Last night, restless because of a cold and bummed by reports about the auto bailout, I picked up my copy of Bright Promises, Dismal Performance, a collection of Milton Friedman’s old Newsweek columns. I was drawn to one in particular, a September 10, 1979 piece on the prospect of an auto bailout, titled, “Chrysler: Are Jobs the Issue?” This part jumped out at me as especially relevant today:
Bailing out Chrysler will not change the total amount of capital available to the economy. But it will divert capital to Chrysler from other more productive uses.
Bailing out Chrysler would simply preserve unproductive jobs at the expense of productive jobs. However, the people who would be denied jobs by a Chrysler bailout do not even know who they are, so they cannot speak out to counter the self-serving claims of the firm’s present management.

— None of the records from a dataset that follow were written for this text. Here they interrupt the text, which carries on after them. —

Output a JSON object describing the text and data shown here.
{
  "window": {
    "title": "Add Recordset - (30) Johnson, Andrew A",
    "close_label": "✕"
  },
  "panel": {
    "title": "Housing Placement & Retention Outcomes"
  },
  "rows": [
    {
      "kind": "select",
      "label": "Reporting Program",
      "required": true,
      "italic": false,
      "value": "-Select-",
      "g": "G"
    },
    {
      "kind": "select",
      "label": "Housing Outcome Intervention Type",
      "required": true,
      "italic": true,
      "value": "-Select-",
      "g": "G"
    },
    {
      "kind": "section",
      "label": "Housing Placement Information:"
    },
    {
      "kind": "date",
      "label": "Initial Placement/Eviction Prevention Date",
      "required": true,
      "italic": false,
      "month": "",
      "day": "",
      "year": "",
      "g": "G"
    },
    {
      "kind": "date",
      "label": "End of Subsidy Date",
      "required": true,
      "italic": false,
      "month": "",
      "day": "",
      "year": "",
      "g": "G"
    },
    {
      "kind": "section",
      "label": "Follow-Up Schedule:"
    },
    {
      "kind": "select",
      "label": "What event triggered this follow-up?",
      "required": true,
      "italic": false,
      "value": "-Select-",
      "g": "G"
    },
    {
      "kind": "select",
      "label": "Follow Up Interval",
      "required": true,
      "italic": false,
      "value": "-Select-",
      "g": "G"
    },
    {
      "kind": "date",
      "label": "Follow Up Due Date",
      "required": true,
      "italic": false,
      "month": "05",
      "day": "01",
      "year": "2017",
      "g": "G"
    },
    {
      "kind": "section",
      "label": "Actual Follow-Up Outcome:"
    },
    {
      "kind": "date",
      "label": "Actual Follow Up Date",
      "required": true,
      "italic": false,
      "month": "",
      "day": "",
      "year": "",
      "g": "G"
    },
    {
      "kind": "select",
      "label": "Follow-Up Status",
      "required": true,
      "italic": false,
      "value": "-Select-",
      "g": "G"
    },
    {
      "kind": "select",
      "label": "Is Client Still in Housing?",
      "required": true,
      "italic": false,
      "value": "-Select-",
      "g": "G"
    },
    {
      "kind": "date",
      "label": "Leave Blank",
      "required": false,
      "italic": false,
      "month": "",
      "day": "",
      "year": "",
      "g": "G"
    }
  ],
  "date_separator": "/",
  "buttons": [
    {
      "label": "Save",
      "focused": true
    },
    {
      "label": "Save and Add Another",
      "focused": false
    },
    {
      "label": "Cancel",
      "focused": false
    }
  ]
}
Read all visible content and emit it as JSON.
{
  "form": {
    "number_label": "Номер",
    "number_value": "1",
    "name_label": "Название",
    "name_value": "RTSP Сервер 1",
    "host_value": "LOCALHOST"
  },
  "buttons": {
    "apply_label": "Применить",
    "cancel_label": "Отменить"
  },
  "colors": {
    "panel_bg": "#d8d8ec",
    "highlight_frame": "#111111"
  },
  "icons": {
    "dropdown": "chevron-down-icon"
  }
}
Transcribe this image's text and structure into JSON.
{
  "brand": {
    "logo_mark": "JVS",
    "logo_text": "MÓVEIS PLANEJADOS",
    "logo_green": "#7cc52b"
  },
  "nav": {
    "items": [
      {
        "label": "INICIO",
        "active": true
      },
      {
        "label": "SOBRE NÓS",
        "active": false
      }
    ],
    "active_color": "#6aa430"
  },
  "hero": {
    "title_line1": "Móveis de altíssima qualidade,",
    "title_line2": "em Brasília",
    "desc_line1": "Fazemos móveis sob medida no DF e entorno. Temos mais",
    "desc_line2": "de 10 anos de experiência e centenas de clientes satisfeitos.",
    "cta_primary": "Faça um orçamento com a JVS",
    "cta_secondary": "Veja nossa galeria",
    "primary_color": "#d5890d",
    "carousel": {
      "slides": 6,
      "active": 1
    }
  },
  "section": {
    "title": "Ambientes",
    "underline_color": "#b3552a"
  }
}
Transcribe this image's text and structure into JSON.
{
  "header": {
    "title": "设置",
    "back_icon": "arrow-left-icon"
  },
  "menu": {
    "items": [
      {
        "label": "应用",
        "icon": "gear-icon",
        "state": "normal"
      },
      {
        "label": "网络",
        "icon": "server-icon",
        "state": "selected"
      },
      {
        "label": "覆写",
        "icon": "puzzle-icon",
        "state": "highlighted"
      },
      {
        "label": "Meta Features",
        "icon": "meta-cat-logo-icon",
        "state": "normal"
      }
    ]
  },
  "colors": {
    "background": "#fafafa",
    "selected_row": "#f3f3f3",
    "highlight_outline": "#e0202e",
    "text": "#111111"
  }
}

The private enterprise economic system is often described as a profit system. That is a misnomer. It is a profit and loss system. If anything, the loss part is even more vital than the profit part. That is where it differs most from a government-controlled system. A private enterprise that fails to use its resources effectively loses money and is forced to change its ways. A government enterprise that fails to use its resources effectively is in a very different position.